Our search for the rebels of the generation led us to the hipster. The hipster is an enfant terrible turned inside out. In character with his time, he is trying to get back at the conformists by lying low . . . You can’t interview a hipster because his main goal is to keep out of a society which, he thinks, is trying to make everyone over in its own image. He takes marijuana because it supplies him with experiences that can’t be shared with “squares.” He may affect a broad-brimmed hat or a zoot suit, but usually he prefers to skulk unmarked. The hipster may be a jazz musician; he is rarely an artist, almost never a writer. He may earn his living as a petty criminal, a hobo, a carnival roustabout or a free-lance moving man in Greenwich Village, but some hipsters have found a safe refuge in the upper income brackets as television comics or movie actors. (The late James Dean, for one, was a hipster hero.) . . . it is tempting to describe the hipster in psychiatric terms as infantile, but the style of his infantilism is a sign of the times. He does not try to enforce his will on others, Napoleon-fashion, but contents himself with a magical omnipotence never disproved because never tested. . . . As the only extreme nonconformist of his generation, he exercises a powerful if underground appeal for conformists, through newspaper accounts of his delinquencies, his structureless jazz, and his emotive grunt words.

— Caroline Bird, “Born 1930: The Unlost Generation,” Harper’s Bazaar, Feb. 1957[4]


  1. It’s worth noting that the Oxford English Dictionary (OED) credits Mailer as the first writer to use the adjective “white” to qualify “Negro”. This usage, as well as other observations he makes throughout the essay, suggests that Mailer was actually on the cutting edge of the idea that race was not merely biological but cultural as well, i.e., a social and cultural construct.
  2. The word “negro” is no longer really in use, and these days would be considered racist.
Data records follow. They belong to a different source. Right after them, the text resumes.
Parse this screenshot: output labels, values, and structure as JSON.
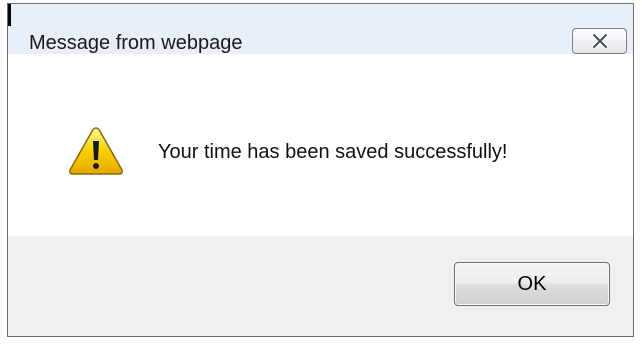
{
  "dialog": {
    "title": "Message from webpage",
    "message": "Your time has been saved successfully!",
    "ok_label": "OK",
    "close_icon": "close-icon",
    "message_icon": "warning-icon"
  },
  "colors": {
    "titlebar": "#e8eff8",
    "footer": "#f0f0f0",
    "warning_yellow": "#f5c400"
  }
}
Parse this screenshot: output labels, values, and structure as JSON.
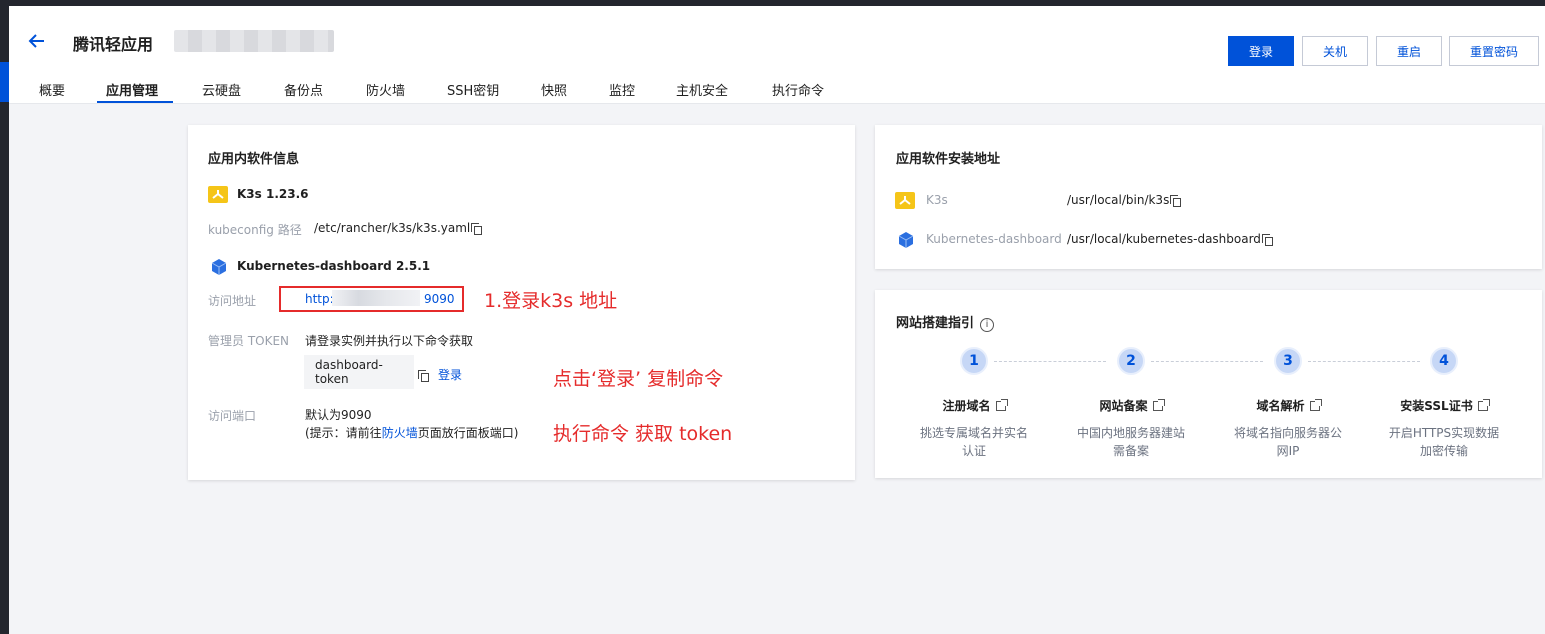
{
  "header": {
    "title": "腾讯轻应用",
    "buttons": {
      "login": "登录",
      "shutdown": "关机",
      "restart": "重启",
      "reset_password": "重置密码"
    }
  },
  "tabs": [
    {
      "label": "概要"
    },
    {
      "label": "应用管理",
      "active": true
    },
    {
      "label": "云硬盘"
    },
    {
      "label": "备份点"
    },
    {
      "label": "防火墙"
    },
    {
      "label": "SSH密钥"
    },
    {
      "label": "快照"
    },
    {
      "label": "监控"
    },
    {
      "label": "主机安全"
    },
    {
      "label": "执行命令"
    }
  ],
  "software_info": {
    "title": "应用内软件信息",
    "k3s": {
      "name": "K3s 1.23.6",
      "kubeconfig_label": "kubeconfig 路径",
      "kubeconfig_path": "/etc/rancher/k3s/k3s.yaml"
    },
    "dashboard": {
      "name": "Kubernetes-dashboard 2.5.1",
      "access_label": "访问地址",
      "access_url_prefix": "http:",
      "access_url_suffix": "9090",
      "token_label": "管理员 TOKEN",
      "token_hint": "请登录实例并执行以下命令获取",
      "token_command": "dashboard-token",
      "login_link": "登录",
      "port_label": "访问端口",
      "port_default": "默认为9090",
      "port_tip_prefix": "(提示：请前往",
      "port_tip_link": "防火墙",
      "port_tip_suffix": "页面放行面板端口)"
    }
  },
  "annotations": {
    "a1": "1.登录k3s 地址",
    "a2": "点击‘登录’  复制命令",
    "a3": "执行命令 获取 token"
  },
  "install_paths": {
    "title": "应用软件安装地址",
    "items": [
      {
        "name": "K3s",
        "path": "/usr/local/bin/k3s"
      },
      {
        "name": "Kubernetes-dashboard",
        "path": "/usr/local/kubernetes-dashboard"
      }
    ]
  },
  "guide": {
    "title": "网站搭建指引",
    "steps": [
      {
        "num": "1",
        "title": "注册域名",
        "desc": "挑选专属域名并实名认证"
      },
      {
        "num": "2",
        "title": "网站备案",
        "desc": "中国内地服务器建站需备案"
      },
      {
        "num": "3",
        "title": "域名解析",
        "desc": "将域名指向服务器公网IP"
      },
      {
        "num": "4",
        "title": "安装SSL证书",
        "desc": "开启HTTPS实现数据加密传输"
      }
    ]
  },
  "colors": {
    "accent": "#0052d9",
    "annotation_red": "#e52b2b",
    "k3s_yellow": "#f5c518"
  }
}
That was not true in the 1950s, however, when Mailer wrote the essay. It would be another 10-15 years or so before the term African-American became prevalent as preferred usage. Readers then and now might find Mailer’s essay implicitly racist in the assumptions he makes about the daily lives of African-Americans, and that’s a valid criticism, but Mailer was attempting, however successfully or unsuccessfully, to identify with African-Americans and to acknowledge the influence African-American culture exerted on the dominant culture, at least among the select few who considered themselves Hip.
  3. The sub-title ‘Superficial Reflections’ self-deprecatingly reflects Mailer’s awareness of the difficulty of his project.
  4. In her article, which Mailer excerpts here, Bird clearly viewed the phenomenon of the Hipster through a critical lens; Mailer, characteristically combative, perhaps prefaced his essay with this quote in order to contrast his view of the Hipster with that the status quo intelligentsia, who largely ridiculed the Beat generation authors as well.